that they ignored the problem because of uncertainty around their
legal position – confusion which results in an environment
where pupils think they can get away with it. The research
concluded that homophobic bullying is the most widespread form of
abuse in schools.
But what many teachers fail to realise is that the legislation
applies to local authorities, and has never legally applied to the
activities of individual schools, teachers or governors.
Additionally, section 104 of the Local Government Act 2000
stipulates that section 28 should not stop schools from taking
steps to prevent any form of bullying.
Schools already have a legal duty to draw up an anti-bullying
policy – which should be fortified by the government’s
anti-bullying pack for schools.3 This refers explicitly
to homophobic bullying. It recommends strategies to combat it,
including challenging homophobic language and exploring sexism and
sexual bullying, through the curriculum.
But the impact of homophobic bullying on young people whose
sexuality is still developing can be severe. More than half of
those bullied contemplate suicide, with 30 per cent attempting it
more than once. Nearly three-quarters become truants, resulting in
lowered academic achievement. Seventeen per cent go on to have
long-term mental health problems.4
So what can schools do, apart from having anti-bullying
policies? A recent report5 suggests a whole-school
– Identifying the problem by noting incidents.
– Identifying the factors in the school that might hinder or
support anti-homophobic bullying work.
– Considering when developing school policies whether there needs
to be specific mention of homophobic bullying.
– Providing pupils with anonymous ways to put across their
– Giving pupils access to a confidential service.
– Consulting with parents about an inclusive bullying policy.
– Providing specific training for staff on how to tackle homophobic
Mulholland says: “Homophobic bullying is the last
acceptable form of discrimination in schools, and the
discrimination of choice for young people, because they have
learned it has become a form of abuse that isn’t
It’s time they were re-educated.
1 I Warwick, N Douglas, G Whitty and S Kemp, Playing it Safe,
Terrence Higgins Trust, 1997
2 D Epstein, R Johnson, Schooling Sexualities, OUP, 1998
3 Department for Education and Employment, Bullying: Don’t
Suffer in Silence, DfEE, 2000
4 I Rivers, “The bullying of sexual minorities at school: its

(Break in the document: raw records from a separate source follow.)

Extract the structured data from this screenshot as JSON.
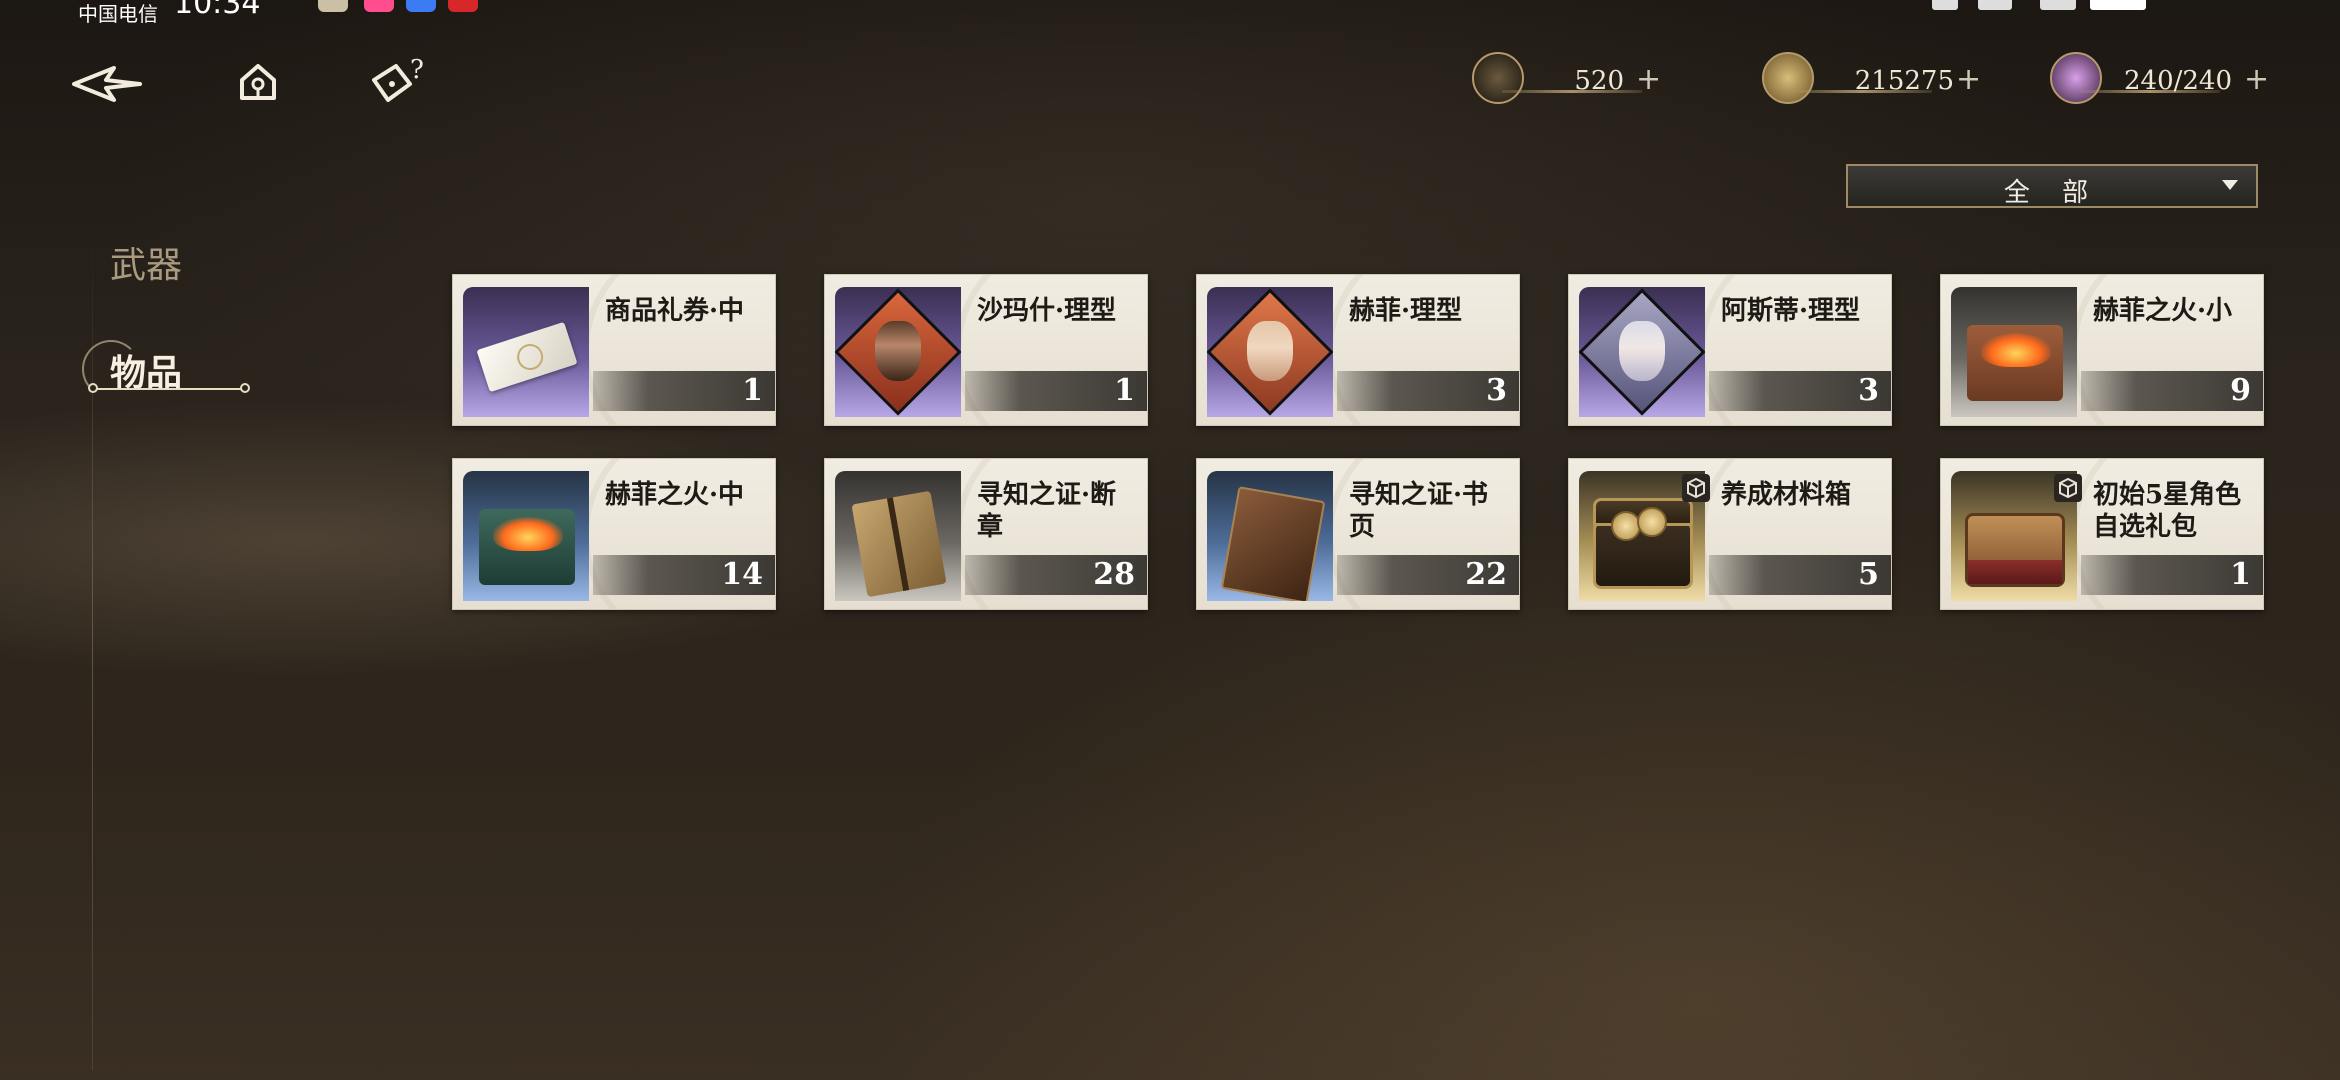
{
  "status_bar": {
    "carrier": "中国电信",
    "time": "10:34"
  },
  "top_nav": {
    "back_icon": "back-arrow-icon",
    "home_icon": "home-icon",
    "help_icon": "help-icon"
  },
  "currencies": [
    {
      "icon": "quill-currency-icon",
      "value": "520"
    },
    {
      "icon": "gold-coin-icon",
      "value": "215275"
    },
    {
      "icon": "lantern-stamina-icon",
      "value": "240/240"
    }
  ],
  "filter": {
    "selected": "全 部"
  },
  "sidebar": {
    "items": [
      {
        "label": "武器",
        "selected": false
      },
      {
        "label": "物品",
        "selected": true
      }
    ]
  },
  "items": [
    {
      "name": "商品礼券·中",
      "count": "1",
      "rarity": "purple"
    },
    {
      "name": "沙玛什·理型",
      "count": "1",
      "rarity": "purple"
    },
    {
      "name": "赫菲·理型",
      "count": "3",
      "rarity": "purple"
    },
    {
      "name": "阿斯蒂·理型",
      "count": "3",
      "rarity": "purple"
    },
    {
      "name": "赫菲之火·小",
      "count": "9",
      "rarity": "gray"
    },
    {
      "name": "赫菲之火·中",
      "count": "14",
      "rarity": "blue"
    },
    {
      "name": "寻知之证·断章",
      "count": "28",
      "rarity": "gray"
    },
    {
      "name": "寻知之证·书页",
      "count": "22",
      "rarity": "blue"
    },
    {
      "name": "养成材料箱",
      "count": "5",
      "rarity": "gold"
    },
    {
      "name": "初始5星角色自选礼包",
      "count": "1",
      "rarity": "gold"
    }
  ],
  "colors": {
    "purple": "#8f7fc8",
    "blue": "#7c9dd4",
    "gray": "#a8a49e",
    "gold": "#e6d194"
  }
}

nature and long-term correlates”, Education and Child
Psychology Vol 18 (1), 2001
5 I Warwick and N Douglas, “Safe for all: a best practice
guide to prevent homophobic bullying in secondary schools”,

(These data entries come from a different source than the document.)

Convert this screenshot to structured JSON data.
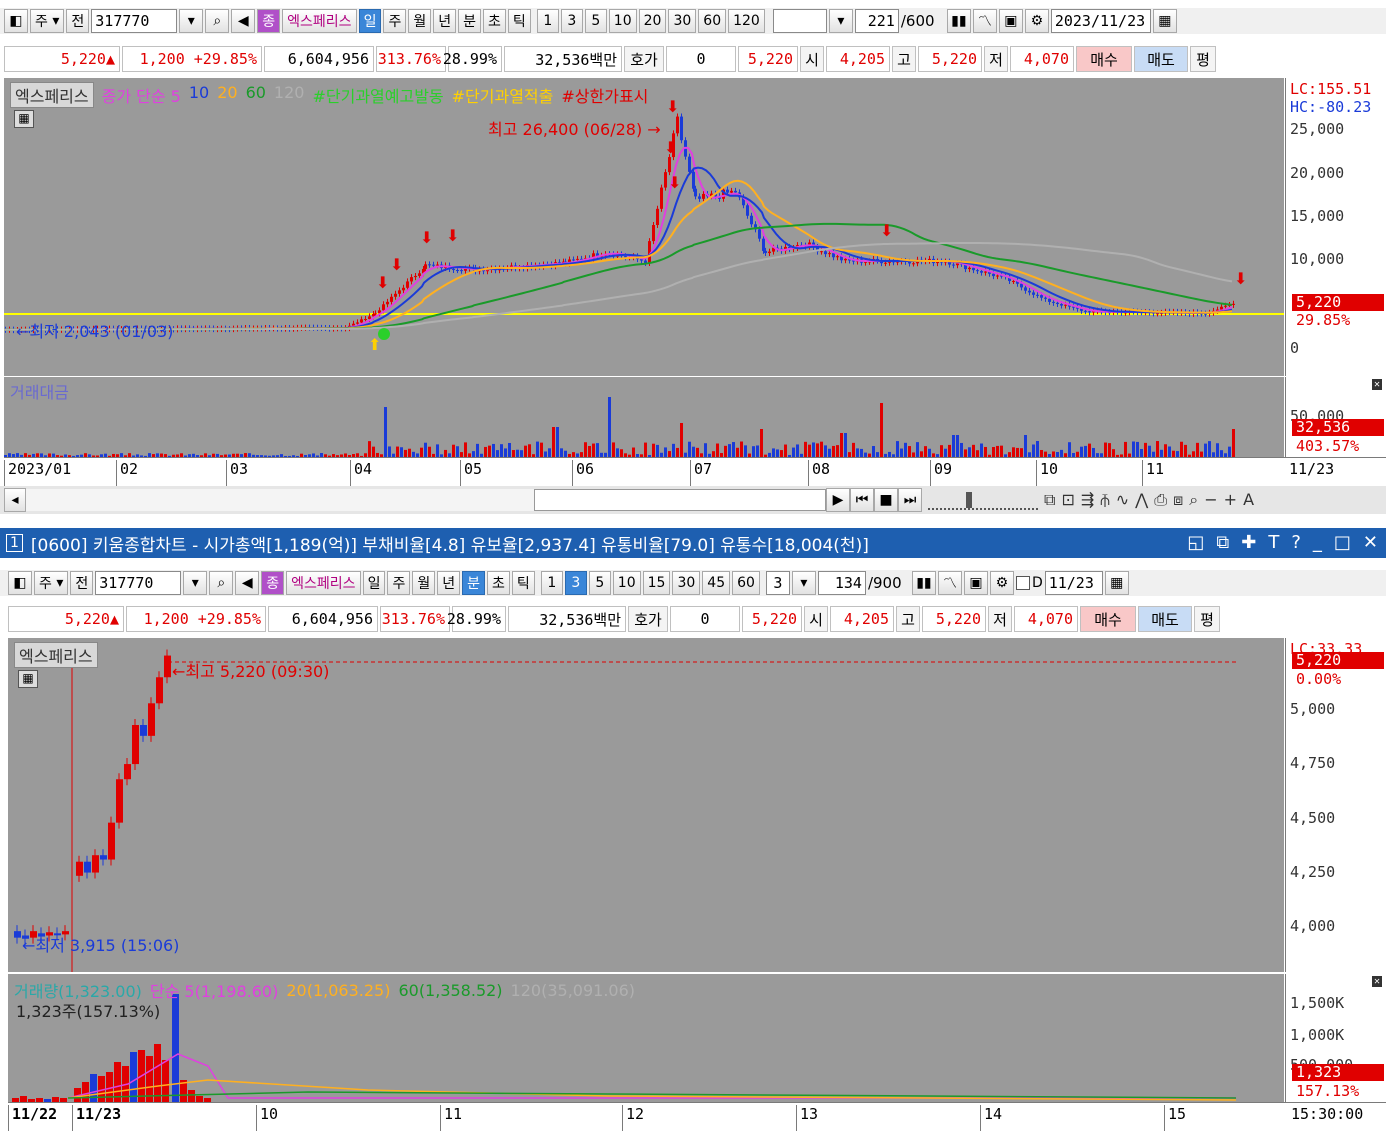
{
  "toolbar": {
    "mode": "주",
    "jeon": "전",
    "code": "317770",
    "badge": "종",
    "name": "엑스페리스",
    "count": "221",
    "count_max": "/600",
    "date": "2023/11/23",
    "periods": [
      "일",
      "주",
      "월",
      "년",
      "분",
      "초",
      "틱"
    ],
    "numbers": [
      "1",
      "3",
      "5",
      "10",
      "20",
      "30",
      "60",
      "120"
    ],
    "selected_period": "일"
  },
  "toolbar2": {
    "mode": "주",
    "jeon": "전",
    "code": "317770",
    "badge": "종",
    "name": "엑스페리스",
    "interval": "3",
    "count": "134",
    "count_max": "/900",
    "d_label": "D",
    "date": "11/23",
    "periods": [
      "일",
      "주",
      "월",
      "년",
      "분",
      "초",
      "틱"
    ],
    "numbers": [
      "1",
      "3",
      "5",
      "10",
      "15",
      "30",
      "45",
      "60"
    ],
    "selected_period": "분",
    "selected_number": "3"
  },
  "price": {
    "price": "5,220",
    "arrow": "▲",
    "change": "1,200",
    "pct": "+29.85%",
    "volume": "6,604,956",
    "vol_ratio": "313.76%",
    "turnover": "28.99%",
    "amount": "32,536백만",
    "hoga_label": "호가",
    "hoga": "0",
    "hoga_price": "5,220",
    "open_label": "시",
    "open": "4,205",
    "high_label": "고",
    "high": "5,220",
    "low_label": "저",
    "low": "4,070",
    "buy": "매수",
    "sell": "매도",
    "avg": "평"
  },
  "chart1": {
    "name": "엑스페리스",
    "legend": [
      {
        "text": "종가 단순 5",
        "color": "#e040e0"
      },
      {
        "text": "10",
        "color": "#1a3bd8"
      },
      {
        "text": "20",
        "color": "#ffb020"
      },
      {
        "text": "60",
        "color": "#1a9a2a"
      },
      {
        "text": "120",
        "color": "#b0b0b0"
      },
      {
        "text": "#단기과열예고발동",
        "color": "#2ad02a"
      },
      {
        "text": "#단기과열적출",
        "color": "#ffd000"
      },
      {
        "text": "#상한가표시",
        "color": "#e00000"
      }
    ],
    "high_ann": "최고 26,400 (06/28)",
    "low_ann": "최저 2,043 (01/03)",
    "lc": "LC:155.51",
    "hc": "HC:-80.23",
    "yticks": [
      "25,000",
      "20,000",
      "15,000",
      "10,000",
      "0"
    ],
    "price_tag": "5,220",
    "pct_tag": "29.85%",
    "vol_title": "거래대금",
    "vol_tick": "50,000",
    "vol_tag": "32,536",
    "vol_pct": "403.57%",
    "xlabels": [
      "2023/01",
      "02",
      "03",
      "04",
      "05",
      "06",
      "07",
      "08",
      "09",
      "10",
      "11",
      "11/23"
    ]
  },
  "chart2": {
    "name": "엑스페리스",
    "high_ann": "최고 5,220 (09:30)",
    "low_ann": "최저 3,915 (15:06)",
    "lc": "LC:33.33",
    "price_tag": "5,220",
    "pct_tag": "0.00%",
    "yticks": [
      "5,000",
      "4,750",
      "4,500",
      "4,250",
      "4,000"
    ],
    "vol_legend": [
      {
        "text": "거래량(1,323.00)",
        "color": "#2aa8a8"
      },
      {
        "text": "단순 5(1,198.60)",
        "color": "#e040e0"
      },
      {
        "text": "20(1,063.25)",
        "color": "#ffb020"
      },
      {
        "text": "60(1,358.52)",
        "color": "#1a9a2a"
      },
      {
        "text": "120(35,091.06)",
        "color": "#b0b0b0"
      }
    ],
    "vol_note": "1,323주(157.13%)",
    "vol_ticks": [
      "1,500K",
      "1,000K",
      "500,000"
    ],
    "vol_tag": "1,323",
    "vol_pct": "157.13%",
    "xlabels": [
      "11/22",
      "11/23",
      "10",
      "11",
      "12",
      "13",
      "14",
      "15",
      "15:30:00"
    ]
  },
  "window": {
    "num": "1",
    "title": "[0600] 키움종합차트 - 시가총액[1,189(억)] 부채비율[4.8] 유보율[2,937.4] 유통비율[79.0] 유통수[18,004(천)]"
  }
}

Citizenship, Vol 21, 2003
– Thirty-seven per cent of lesbian, gay and bisexual young
people are bullied at school.
– Of those, 69 per cent are bullied once a week or more.
– Average duration of homophobic bullying is five years.
– Only 22 per cent of those bullied told a teacher. Of those only
16 per cent gave the reason behind the bullying.
– Only 39 per cent of those bullied told someone at home, and only
15 per cent explained why.4
Source: “The bullying of sexual minorities at
Impact on young people
“On my way to class people kept tripping me up and calling
me faggot… one of them punched me in the face and knocked me
down. Then they all started kicking me. I reported it at school and
the boy who punched me was suspended, but I didn’t say what
it was about – I was embarrassed. For the next two weeks I
was beaten regularly. I didn’t tell my parents – I had
told my mum I was gay and she had reacted very badly and told me
never to tell anyone else. The beating eventually stopped, but not
the verbal abuse. Teachers would hear it, but most of them ignored
it. I started to feel suicidal. I started missing lessons to avoid
trouble, so I didn’t get the grades. At school I just wanted
someone to say: ‘You are not a freak, there are thousands of
people like you and you are going to be just